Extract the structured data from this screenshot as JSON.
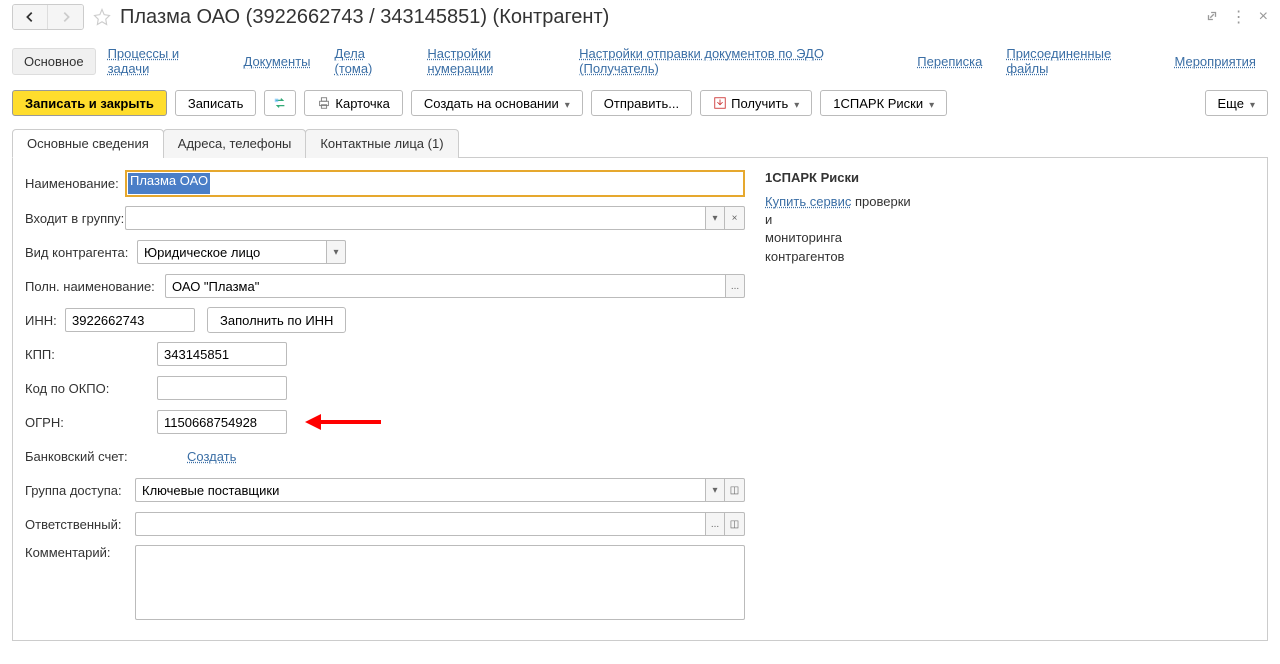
{
  "title": "Плазма ОАО (3922662743 / 343145851) (Контрагент)",
  "nav": {
    "main": "Основное",
    "processes": "Процессы и задачи",
    "documents": "Документы",
    "cases": "Дела (тома)",
    "numbering": "Настройки нумерации",
    "edo": "Настройки отправки документов по ЭДО (Получатель)",
    "correspondence": "Переписка",
    "files": "Присоединенные файлы",
    "events": "Мероприятия"
  },
  "toolbar": {
    "save_close": "Записать и закрыть",
    "save": "Записать",
    "card": "Карточка",
    "create_based": "Создать на основании",
    "send": "Отправить...",
    "receive": "Получить",
    "spark": "1СПАРК Риски",
    "more": "Еще"
  },
  "tabs": {
    "main": "Основные сведения",
    "addresses": "Адреса, телефоны",
    "contacts": "Контактные лица (1)"
  },
  "labels": {
    "name": "Наименование:",
    "group": "Входит в группу:",
    "type": "Вид контрагента:",
    "full_name": "Полн. наименование:",
    "inn": "ИНН:",
    "fill_by_inn": "Заполнить по ИНН",
    "kpp": "КПП:",
    "okpo": "Код по ОКПО:",
    "ogrn": "ОГРН:",
    "bank": "Банковский счет:",
    "create": "Создать",
    "access_group": "Группа доступа:",
    "responsible": "Ответственный:",
    "comment": "Комментарий:"
  },
  "values": {
    "name": "Плазма ОАО",
    "group": "",
    "type": "Юридическое лицо",
    "full_name": "ОАО \"Плазма\"",
    "inn": "3922662743",
    "kpp": "343145851",
    "okpo": "",
    "ogrn": "1150668754928",
    "access_group": "Ключевые поставщики",
    "responsible": "",
    "comment": ""
  },
  "spark": {
    "title": "1СПАРК Риски",
    "link": "Купить сервис",
    "text1": "проверки",
    "text2": "и",
    "text3": "мониторинга",
    "text4": "контрагентов"
  }
}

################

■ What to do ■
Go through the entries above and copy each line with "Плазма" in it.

■ Response ■
  "title": "Плазма ОАО (3922662743 / 343145851) (Контрагент)",
    "name": "Плазма ОАО",
    "full_name": "ОАО \"Плазма\"",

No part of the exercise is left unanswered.